I believe that the example given by the Marine Park, is that we don’t need all the proofs to act. It is really a lesson learned that should have been applied for all the climate issues, a long time ago. Fishermen were able to understand that protecting a sector would produce fish. They started experimenting without hesitation. There’s no need for a management plan before starting building. We had our first management plan only in 2007-2008. We are in the urgency, so we all need to go in the field. If there should be a message, it would be that we should not wait for everything to be perfect before starting putting the first brick. And to rely on the local, on the teams in the field, but trying on the decision-makers and donors’ side, not to make everything weigh in on their shoulders and to comfort them at certain milestones.
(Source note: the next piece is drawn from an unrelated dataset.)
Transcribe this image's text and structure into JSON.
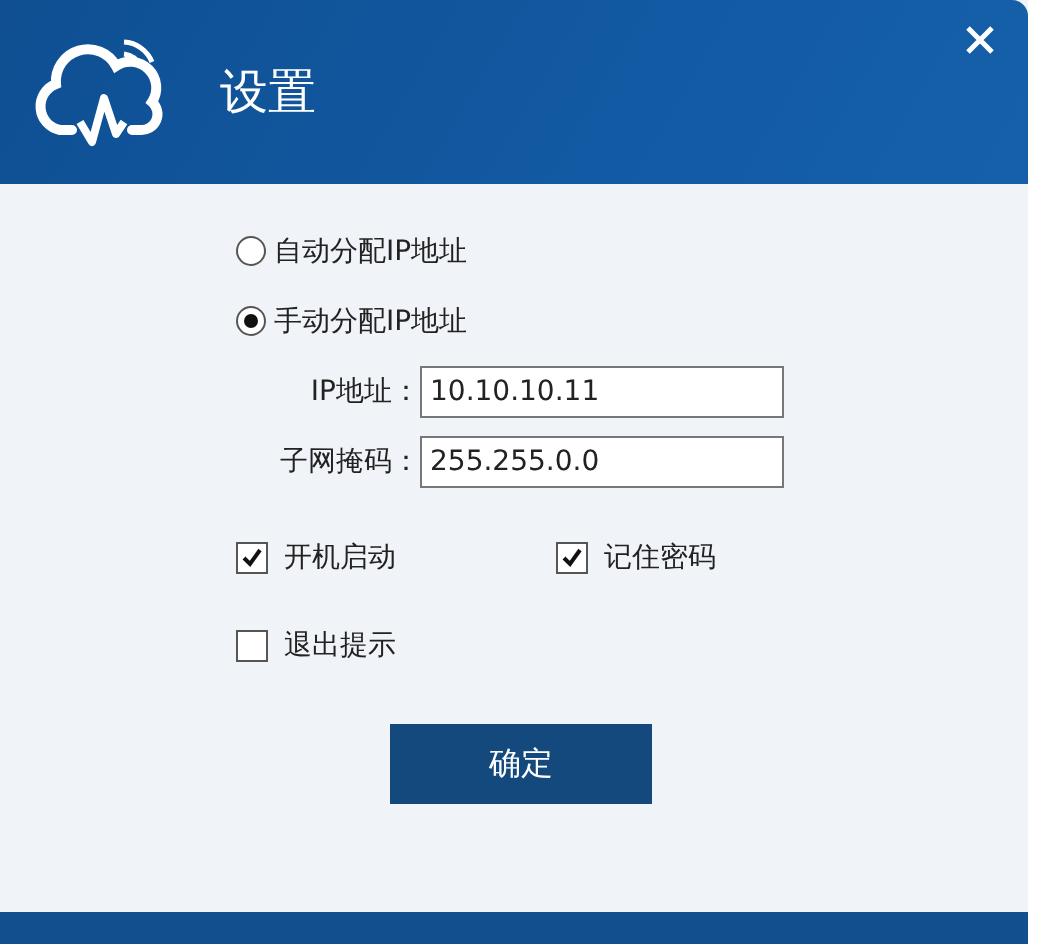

I see more and more that we need to report to everybody, our donors, all our governance. We have to fill in more and more tables, be on an indicators logic, but at the same time, be in the field. Towards the public, when we’re absent from the reserves’ surveillance, we are sometimes being vehemently reproached. It’s important to be aware that we need support at a higher level, in order to achieve the real field work.
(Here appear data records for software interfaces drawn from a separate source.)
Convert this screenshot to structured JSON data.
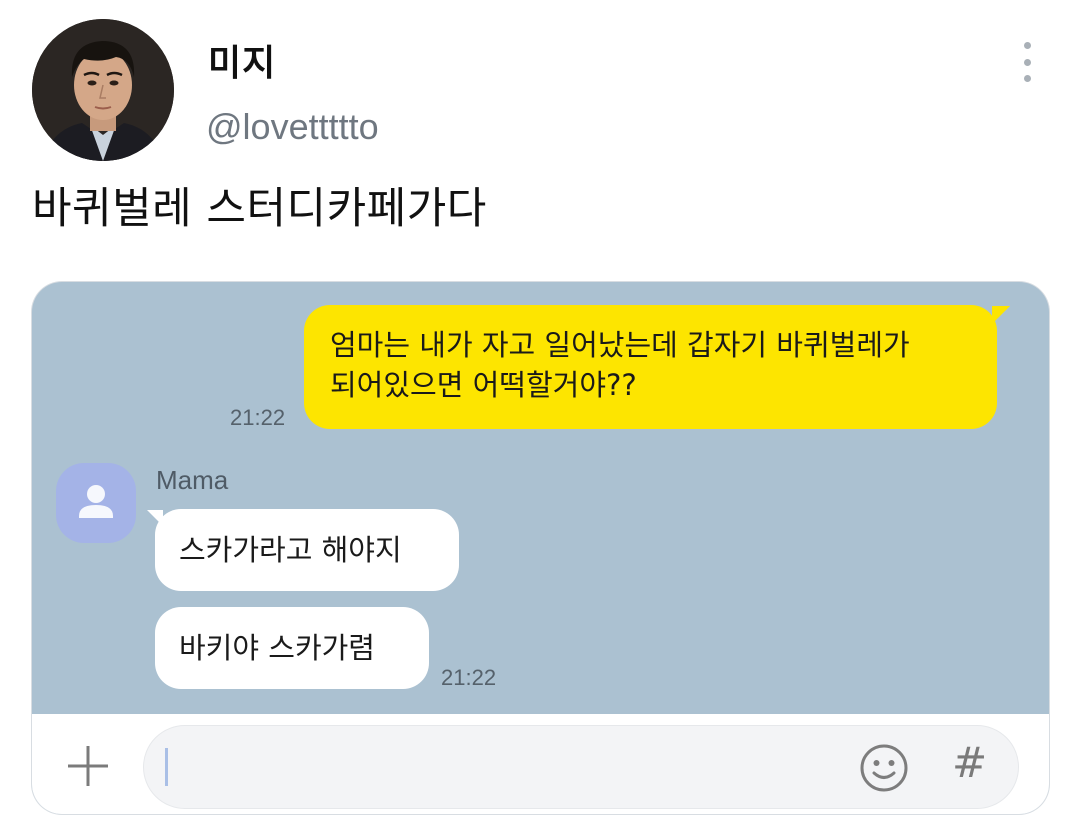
{
  "post": {
    "display_name": "미지",
    "handle": "@lovettttto",
    "text": "바퀴벌레 스터디카페가다",
    "menu_icon": "more-vertical-icon"
  },
  "chat": {
    "background_color": "#abc1d1",
    "sent_bubble_color": "#fde500",
    "messages": [
      {
        "sender": "me",
        "lines": [
          "엄마는 내가 자고 일어났는데 갑자기 바퀴벌레가",
          "되어있으면 어떡할거야??"
        ],
        "time": "21:22"
      },
      {
        "sender": "Mama",
        "text": "스카가라고 해야지"
      },
      {
        "sender": "Mama",
        "text": "바키야 스카가렴",
        "time": "21:22"
      }
    ],
    "contact": {
      "name": "Mama",
      "avatar_icon": "default-profile-icon"
    },
    "input_bar": {
      "value": "",
      "left_icon": "plus-icon",
      "right_icons": [
        "emoji-icon",
        "hash-icon"
      ],
      "hash_glyph": "#"
    }
  }
}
But I see that the landscape is currently changing completely. Evolutions are fast, as well as the awareness that it is urgent to implement Marine Protected Areas. 20 years ago, we used to work in France in a desert. After the Port-Cros National Park in 1963, there had been in the 1970s, the creation of the nature reserves in the Mediterranea. And then, 25 years without anything. Now, since the creation of the Marine Protected Areas Agency in 2007, that became the French Office of the Biodiversity, we have Protected Areas programmes, objectives to fulfil in terms of area, strong protection zones. So a whole framework is being put in place. Nevertheless, it is important to bare in mind, that locally, the managers are the recipients of all the questionings and all achievements to implement in the field. It is a significant work, that has to be supported from a level a bit higher in Protected Areas.
Another important evolution is the approach to recognize the OECMs (Other Effective Conservation Measures), meaning to not start with predefined standards, but try to look locally at what works. So, an OECM that is implemented and empowered is a very good idea, I think. It is really necessary to emphasize on these mechanisms, because at the international level, we won’t ever have the means to implement labelled Protected Areas, with all the recognition, financial means and regulation framing them. Local mechanisms also need to be trully valued and comforted, and this will be an important part of the progress made in terms of environment. The OECMs are one of the most interesting mechanisms right now. We had meetings to draw these OECMs’ guidelines, put them forward, value them. It is very difficult, because we can be sometimes at the limit of green washing. But by trying to establish criteria and an emphasis on how the different zones were implemented in the governance, and the results that were obtained, these are already the guidelines to recognize these zones, that already function. There are mechanisms being developed since 2016 or so. I’m very new to the Protected Areas Commission ! I had not heard about them before.
Would you like to add a last word ?
The Cote Bleue will continue to innovate, to build itself and invent. I trust the new team et the new Director Alizee Angelini to carry on with it!